I listened to the story of Alex and Spencer's new route on a remote wall in Wyoming. I took another swig, the beer warm and sickly sweet.
By late August I could painfully don climbing shoes. I had planned on a trip to Yosemite in the Fall before I broke my toe, but now I wasn't sure. If I was going to take time away from family it had to be worth it, and here I had no plan, no partner and only six weeks to train.
"Man, so yeah, I could die," I said to myself sitting in the window seat on the airplane to California, reflecting on my progress leading to this moment, finally on route to the big stone.
Every training push is an opportunity to address a new facet of the path to improvement. Previous efforts focused on the physical regime, others on diet. I explored motivations and fears and sought to cut the fat of mind as foundation for the physical disciplines. Part of my daily effort was to meditate on the fact that death might come at any time, by traffic or cancer or plane crashing on my house--as it did for Marie, a dear colleague--as inspiration to arrive in the moment with zeal and appreciation for what’s truly important, having examined my fears so as to control them rather than otherwise. But, here on the plane, I could not deny, if I die climbing it has a different meaning than from a plane on my house. I chose this path even while I have such precious things to live for. The question of why always returns.
Climbing used to be my crusade. I would spend as much time as possible out there, stripping fears and supposed necessities, exploring adaptation to extremes. I sought to show the civilized how I could be so hardy as to leave it all, author my own survival. I adjusted and bought in to the usual vestiges of USA citizenry and have started to reap the rewards of work and family: the face of my son after a couple days away, his cracking jokes to get me to laugh, me laughing at his joke, but even more with happiness at his reaching out to me, and him, my son, laughing again, happy at my happiness.

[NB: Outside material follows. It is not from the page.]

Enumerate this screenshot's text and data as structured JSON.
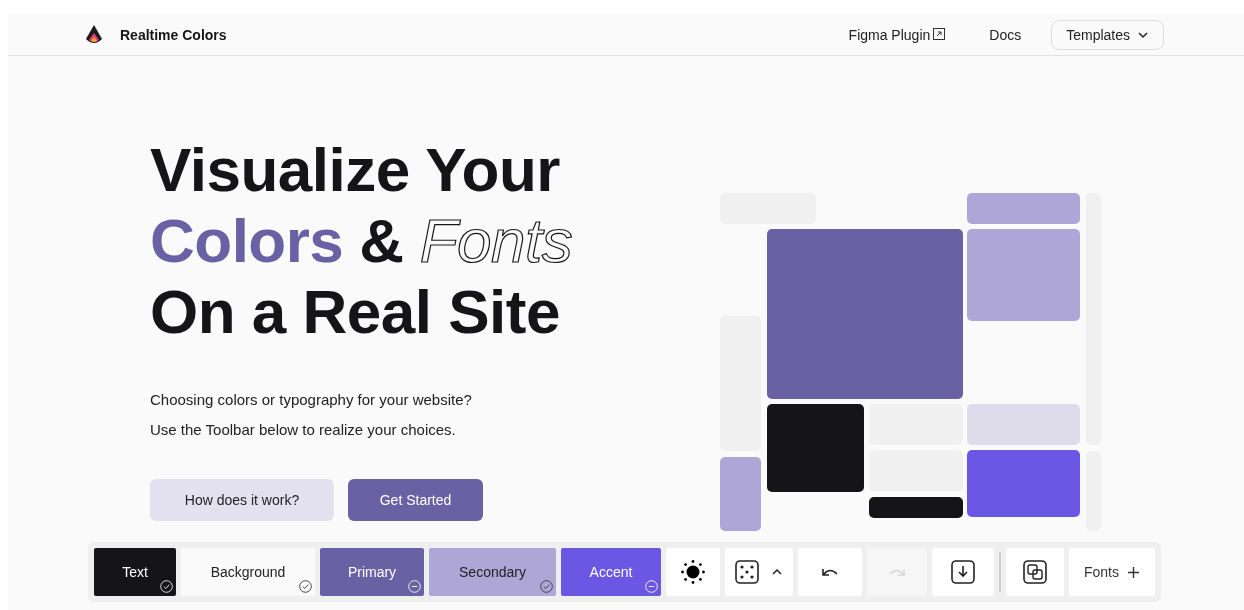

I recalled a trail run long ago, breaking into a clearing to find 5 adolescents boys wearing bright, loose gym clothes and book bags with water bottles and accessory garments strapped to the sides. They were in the act of crossing a 12" caliper tree bridged over NW Branch Creek. Two had completed the crossing. One was mid-way, half crouched, clutching thick branches that obstructed his passage over the central trunk. One was tentatively beginning the traverse on the far end with a tall can of Monster energy drink in one hand. The last waited his turn.